*** Extracted entries Section Begins ***

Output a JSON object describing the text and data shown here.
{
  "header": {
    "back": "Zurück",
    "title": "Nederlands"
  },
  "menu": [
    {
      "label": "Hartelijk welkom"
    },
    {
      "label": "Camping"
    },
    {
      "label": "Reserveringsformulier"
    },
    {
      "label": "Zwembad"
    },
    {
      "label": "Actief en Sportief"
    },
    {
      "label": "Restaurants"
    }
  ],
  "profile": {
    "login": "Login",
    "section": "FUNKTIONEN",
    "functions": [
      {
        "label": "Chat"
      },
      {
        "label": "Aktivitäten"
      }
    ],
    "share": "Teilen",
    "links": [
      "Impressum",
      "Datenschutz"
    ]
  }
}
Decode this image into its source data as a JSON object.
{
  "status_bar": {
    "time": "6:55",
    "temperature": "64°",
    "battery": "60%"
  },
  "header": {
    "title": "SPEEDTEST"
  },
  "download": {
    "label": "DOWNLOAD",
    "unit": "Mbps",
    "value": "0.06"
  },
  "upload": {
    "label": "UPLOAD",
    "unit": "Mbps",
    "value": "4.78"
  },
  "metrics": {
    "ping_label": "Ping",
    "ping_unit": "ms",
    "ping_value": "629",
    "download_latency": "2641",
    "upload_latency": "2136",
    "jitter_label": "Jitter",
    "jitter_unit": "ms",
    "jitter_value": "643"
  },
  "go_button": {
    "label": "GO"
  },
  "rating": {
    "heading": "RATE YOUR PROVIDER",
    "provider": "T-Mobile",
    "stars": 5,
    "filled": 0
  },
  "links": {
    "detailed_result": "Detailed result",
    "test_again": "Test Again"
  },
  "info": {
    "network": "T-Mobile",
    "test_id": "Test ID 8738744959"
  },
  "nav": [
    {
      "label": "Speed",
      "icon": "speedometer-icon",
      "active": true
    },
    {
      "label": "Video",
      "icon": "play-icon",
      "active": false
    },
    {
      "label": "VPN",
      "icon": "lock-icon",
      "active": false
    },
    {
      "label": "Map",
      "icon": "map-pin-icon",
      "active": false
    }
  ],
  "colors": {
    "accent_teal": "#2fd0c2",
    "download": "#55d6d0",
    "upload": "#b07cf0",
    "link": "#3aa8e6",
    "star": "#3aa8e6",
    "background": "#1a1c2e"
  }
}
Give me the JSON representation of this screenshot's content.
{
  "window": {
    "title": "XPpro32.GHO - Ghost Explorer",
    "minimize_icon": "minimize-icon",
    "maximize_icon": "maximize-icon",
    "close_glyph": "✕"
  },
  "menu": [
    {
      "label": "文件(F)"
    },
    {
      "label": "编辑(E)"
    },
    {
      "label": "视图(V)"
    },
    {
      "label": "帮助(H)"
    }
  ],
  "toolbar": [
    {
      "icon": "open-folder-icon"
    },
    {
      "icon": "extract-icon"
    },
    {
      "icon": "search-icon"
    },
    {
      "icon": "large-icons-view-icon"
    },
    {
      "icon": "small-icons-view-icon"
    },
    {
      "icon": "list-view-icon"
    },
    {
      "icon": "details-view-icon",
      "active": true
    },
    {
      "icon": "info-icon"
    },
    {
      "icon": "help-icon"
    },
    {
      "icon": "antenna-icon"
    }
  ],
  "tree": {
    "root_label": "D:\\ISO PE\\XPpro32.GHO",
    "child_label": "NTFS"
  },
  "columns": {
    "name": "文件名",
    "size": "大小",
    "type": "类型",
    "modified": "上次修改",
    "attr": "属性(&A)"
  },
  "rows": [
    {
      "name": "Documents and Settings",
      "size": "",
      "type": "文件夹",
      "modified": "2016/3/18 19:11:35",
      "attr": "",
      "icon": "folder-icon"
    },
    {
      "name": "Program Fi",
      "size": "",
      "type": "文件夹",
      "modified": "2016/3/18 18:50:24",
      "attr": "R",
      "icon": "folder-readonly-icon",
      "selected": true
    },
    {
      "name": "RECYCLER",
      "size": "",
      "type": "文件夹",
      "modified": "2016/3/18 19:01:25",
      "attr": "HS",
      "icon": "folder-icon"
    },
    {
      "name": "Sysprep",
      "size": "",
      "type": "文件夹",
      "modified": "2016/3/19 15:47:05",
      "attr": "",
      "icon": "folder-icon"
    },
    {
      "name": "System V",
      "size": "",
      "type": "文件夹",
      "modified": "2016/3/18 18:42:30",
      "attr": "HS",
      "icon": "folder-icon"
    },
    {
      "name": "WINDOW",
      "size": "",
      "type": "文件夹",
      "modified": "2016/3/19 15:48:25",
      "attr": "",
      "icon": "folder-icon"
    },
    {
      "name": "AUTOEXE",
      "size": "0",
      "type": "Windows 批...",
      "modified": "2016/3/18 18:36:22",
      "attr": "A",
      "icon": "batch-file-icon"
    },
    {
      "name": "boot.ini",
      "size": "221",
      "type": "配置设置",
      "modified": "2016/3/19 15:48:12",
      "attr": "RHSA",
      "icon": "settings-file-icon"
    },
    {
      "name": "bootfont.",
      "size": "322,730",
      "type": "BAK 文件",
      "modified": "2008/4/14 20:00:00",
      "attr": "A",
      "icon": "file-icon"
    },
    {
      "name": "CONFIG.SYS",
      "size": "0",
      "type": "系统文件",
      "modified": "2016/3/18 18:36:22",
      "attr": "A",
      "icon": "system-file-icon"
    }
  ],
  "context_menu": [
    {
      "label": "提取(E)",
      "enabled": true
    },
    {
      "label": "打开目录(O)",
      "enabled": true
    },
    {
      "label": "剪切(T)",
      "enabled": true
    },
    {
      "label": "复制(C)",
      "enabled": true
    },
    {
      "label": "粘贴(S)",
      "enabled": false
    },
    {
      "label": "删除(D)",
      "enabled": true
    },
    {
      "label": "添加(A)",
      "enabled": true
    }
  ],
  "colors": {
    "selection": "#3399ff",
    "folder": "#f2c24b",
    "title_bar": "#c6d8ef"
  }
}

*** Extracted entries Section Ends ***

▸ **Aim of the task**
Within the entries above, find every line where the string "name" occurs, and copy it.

▸ **Answer to this exercise**
    "name": "文件名",
      "name": "Documents and Settings",
      "name": "Program Fi",
      "name": "RECYCLER",
      "name": "Sysprep",
      "name": "System V",
      "name": "WINDOW",
      "name": "AUTOEXE",
      "name": "boot.ini",
      "name": "bootfont.",
      "name": "CONFIG.SYS",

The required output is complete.